BEGIN DATASET RECORDS
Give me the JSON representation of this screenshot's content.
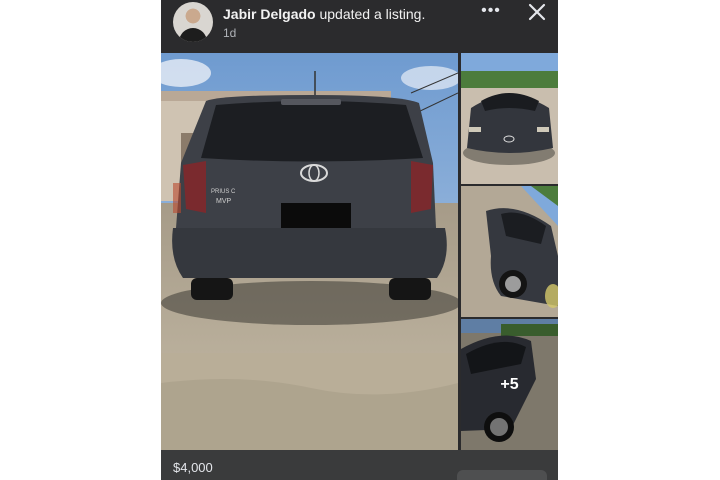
{
  "post": {
    "author": "Jabir Delgado",
    "action": "updated a listing.",
    "time": "1d",
    "more_label": "•••",
    "photos_more": "+5",
    "price": "$4,000"
  },
  "car": {
    "badge_model": "PRIUS C",
    "badge_trim": "MVP"
  },
  "colors": {
    "background": "#2b2b2d",
    "header_text": "#f2f2f2",
    "secondary_text": "#b0b3b8",
    "car_body": "#3d4047"
  },
  "icons": [
    "avatar",
    "more-icon",
    "close-icon"
  ]
}
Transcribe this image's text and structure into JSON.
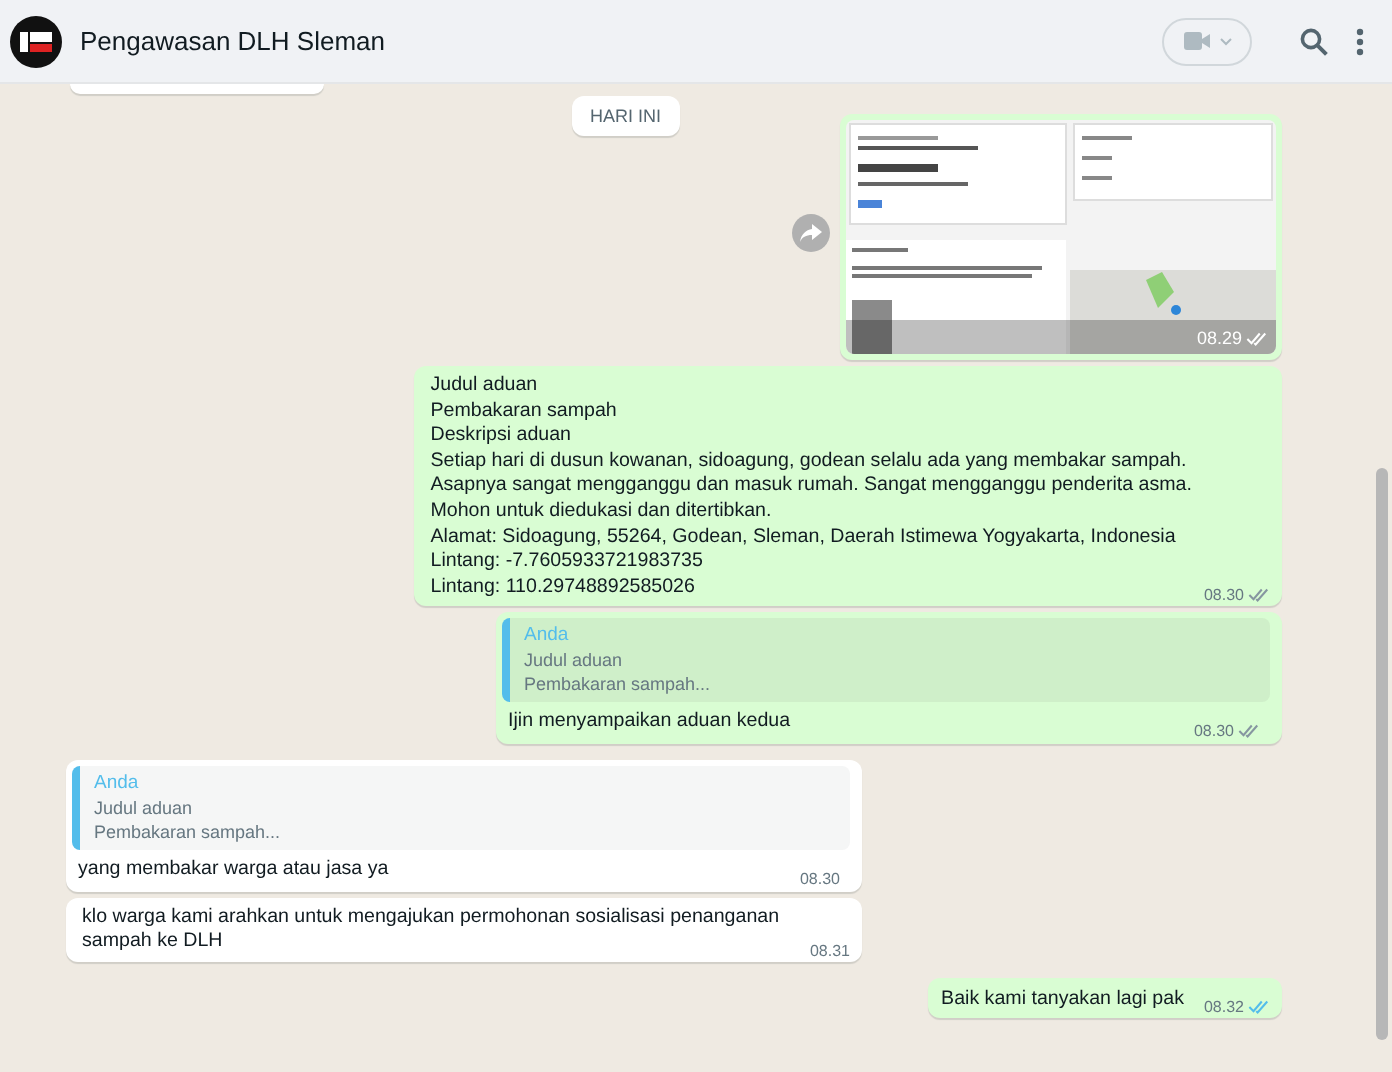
{
  "header": {
    "title": "Pengawasan DLH Sleman"
  },
  "date_chip": "HARI INI",
  "messages": [
    {
      "kind": "image",
      "outgoing": true,
      "time": "08.29",
      "read": false
    },
    {
      "kind": "text",
      "outgoing": true,
      "text": "Judul aduan\nPembakaran sampah\nDeskripsi aduan\nSetiap hari di dusun kowanan, sidoagung, godean selalu ada yang membakar sampah.\nAsapnya sangat mengganggu dan masuk rumah. Sangat mengganggu penderita asma.\nMohon untuk diedukasi dan ditertibkan.\nAlamat: Sidoagung, 55264, Godean, Sleman, Daerah Istimewa Yogyakarta, Indonesia\nLintang: -7.7605933721983735\nLintang: 110.29748892585026",
      "time": "08.30",
      "read": false
    },
    {
      "kind": "reply",
      "outgoing": true,
      "quote": {
        "author": "Anda",
        "lines": [
          "Judul aduan",
          "Pembakaran sampah..."
        ]
      },
      "text": "Ijin menyampaikan aduan kedua",
      "time": "08.30",
      "read": false
    },
    {
      "kind": "reply",
      "outgoing": false,
      "quote": {
        "author": "Anda",
        "lines": [
          "Judul aduan",
          "Pembakaran sampah..."
        ]
      },
      "text": "yang membakar warga atau jasa ya",
      "time": "08.30"
    },
    {
      "kind": "text",
      "outgoing": false,
      "text": "klo warga kami arahkan untuk mengajukan permohonan sosialisasi penanganan sampah ke DLH",
      "time": "08.31"
    },
    {
      "kind": "short",
      "outgoing": true,
      "text": "Baik kami tanyakan lagi pak",
      "time": "08.32",
      "read": true
    }
  ]
}
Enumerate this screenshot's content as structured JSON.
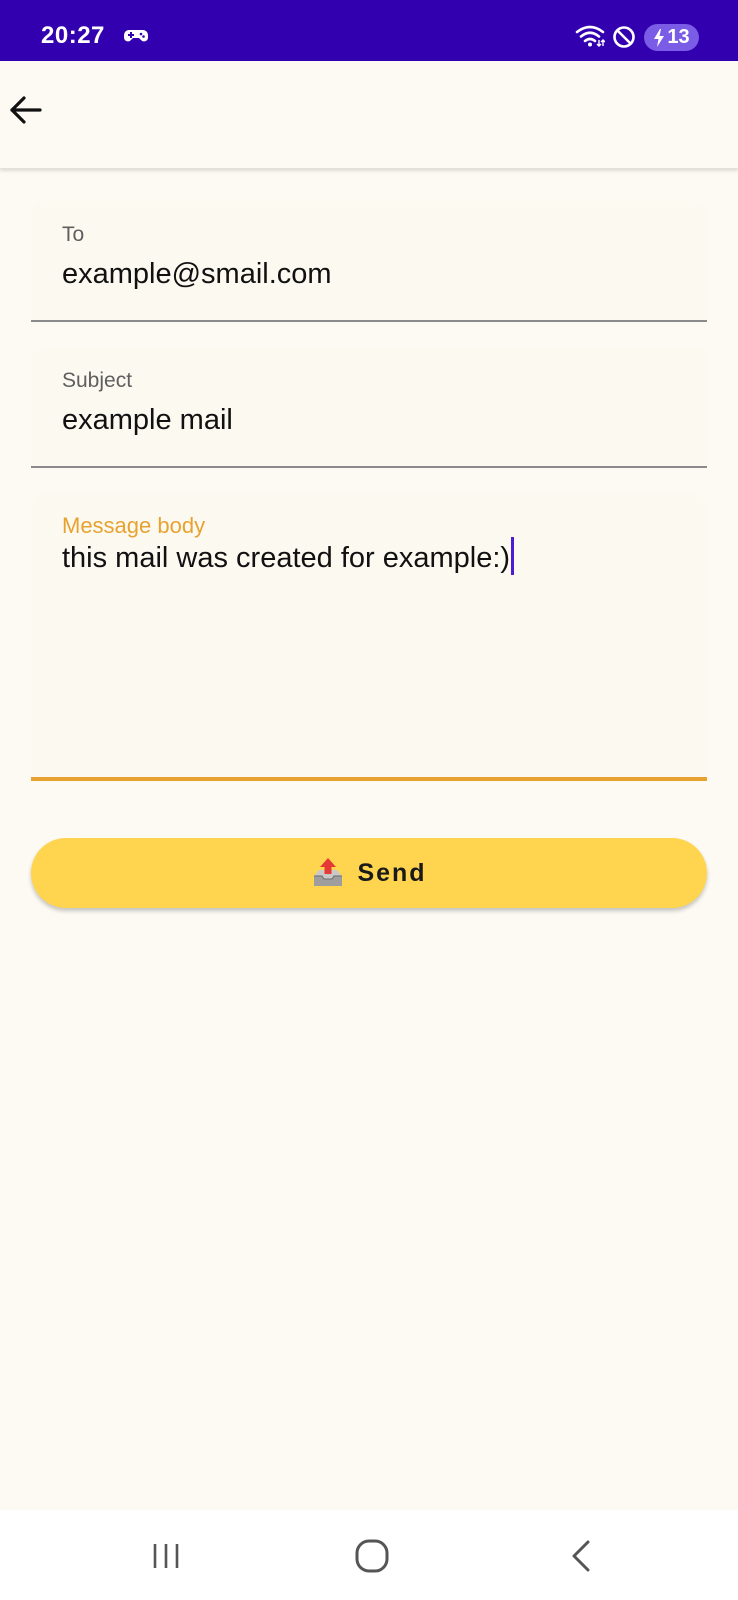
{
  "status_bar": {
    "time": "20:27",
    "battery_level": "13",
    "icons": [
      "game-controller-icon",
      "wifi-icon",
      "do-not-disturb-icon",
      "charging-bolt-icon"
    ],
    "background_color": "#3300b0"
  },
  "app_bar": {
    "back_icon": "arrow-left-icon"
  },
  "form": {
    "to": {
      "label": "To",
      "value": "example@smail.com"
    },
    "subject": {
      "label": "Subject",
      "value": "example mail"
    },
    "body": {
      "label": "Message body",
      "value": "this mail was created for example:)",
      "focused": true,
      "accent_color": "#e8a230"
    }
  },
  "send_button": {
    "icon": "outbox-tray-icon",
    "label": "Send",
    "color": "#ffd54f"
  },
  "nav_bar": {
    "icons": [
      "recents-icon",
      "home-icon",
      "back-chevron-icon"
    ]
  }
}
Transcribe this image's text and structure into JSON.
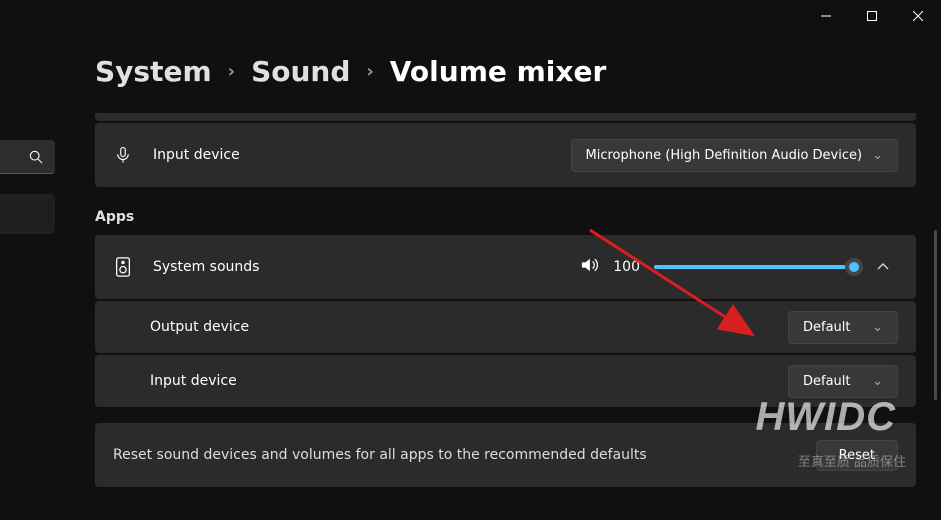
{
  "breadcrumb": {
    "system": "System",
    "sound": "Sound",
    "current": "Volume mixer"
  },
  "input_card": {
    "label": "Input device",
    "value": "Microphone (High Definition Audio Device)"
  },
  "apps_header": "Apps",
  "system_sounds": {
    "label": "System sounds",
    "volume": "100",
    "slider_pct": 100
  },
  "sub_output": {
    "label": "Output device",
    "value": "Default"
  },
  "sub_input": {
    "label": "Input device",
    "value": "Default"
  },
  "reset": {
    "text": "Reset sound devices and volumes for all apps to the recommended defaults",
    "button": "Reset"
  },
  "watermark1": "HWIDC",
  "watermark2": "至真至质 品质保住"
}
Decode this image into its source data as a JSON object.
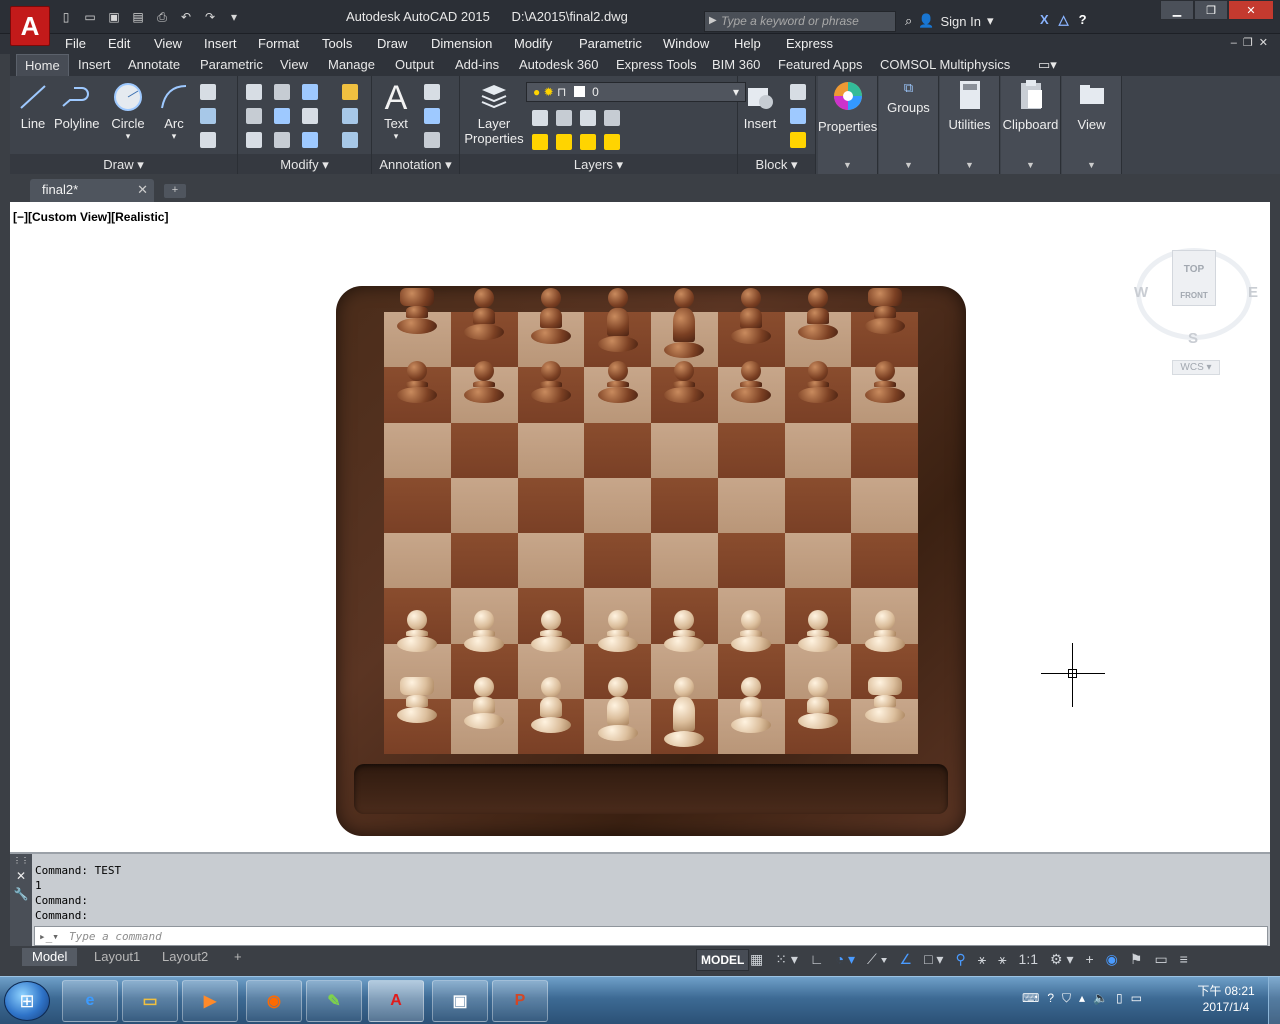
{
  "titlebar": {
    "app": "Autodesk AutoCAD 2015",
    "file": "D:\\A2015\\final2.dwg",
    "search_placeholder": "Type a keyword or phrase",
    "signin": "Sign In"
  },
  "menu": [
    "File",
    "Edit",
    "View",
    "Insert",
    "Format",
    "Tools",
    "Draw",
    "Dimension",
    "Modify",
    "Parametric",
    "Window",
    "Help",
    "Express"
  ],
  "ribbon_tabs": [
    "Home",
    "Insert",
    "Annotate",
    "Parametric",
    "View",
    "Manage",
    "Output",
    "Add-ins",
    "Autodesk 360",
    "Express Tools",
    "BIM 360",
    "Featured Apps",
    "COMSOL Multiphysics"
  ],
  "draw_tools": [
    "Line",
    "Polyline",
    "Circle",
    "Arc"
  ],
  "panels": {
    "draw": "Draw",
    "modify": "Modify",
    "annotation": "Annotation",
    "layers": "Layers",
    "block": "Block"
  },
  "annotation_tool": "Text",
  "layer_props": [
    "Layer",
    "Properties"
  ],
  "layer_current": "0",
  "block_tool": "Insert",
  "big_panels": [
    "Properties",
    "Groups",
    "Utilities",
    "Clipboard",
    "View"
  ],
  "doc_tab": "final2*",
  "viewport_label": "[−][Custom View][Realistic]",
  "viewcube": {
    "top": "TOP",
    "front": "FRONT",
    "w": "W",
    "e": "E",
    "s": "S",
    "wcs": "WCS"
  },
  "command_history": [
    "Command: TEST",
    "1",
    "Command:",
    "Command:"
  ],
  "command_placeholder": "Type a command",
  "layout_tabs": [
    "Model",
    "Layout1",
    "Layout2"
  ],
  "status": {
    "model": "MODEL",
    "scale": "1:1"
  },
  "clock": {
    "time": "下午 08:21",
    "date": "2017/1/4"
  },
  "colors": {
    "accent": "#c31a1a",
    "ribbon": "#3e434b",
    "board_light": "#c7a68a",
    "board_dark": "#8a4d2e"
  }
}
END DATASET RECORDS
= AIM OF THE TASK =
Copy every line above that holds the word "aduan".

= TASK ANSWER =
      "text": "Judul aduan\nPembakaran sampah\nDeskripsi aduan\nSetiap hari di dusun kowanan, sidoagung, godean selalu ada yang membakar sampah.\nAsapnya sangat mengganggu dan masuk rumah. Sangat mengganggu penderita asma.\nMohon untuk diedukasi dan ditertibkan.\nAlamat: Sidoagung, 55264, Godean, Sleman, Daerah Istimewa Yogyakarta, Indonesia\nLintang: -7.7605933721983735\nLintang: 110.29748892585026",
          "Judul aduan",
      "text": "Ijin menyampaikan aduan kedua",
          "Judul aduan",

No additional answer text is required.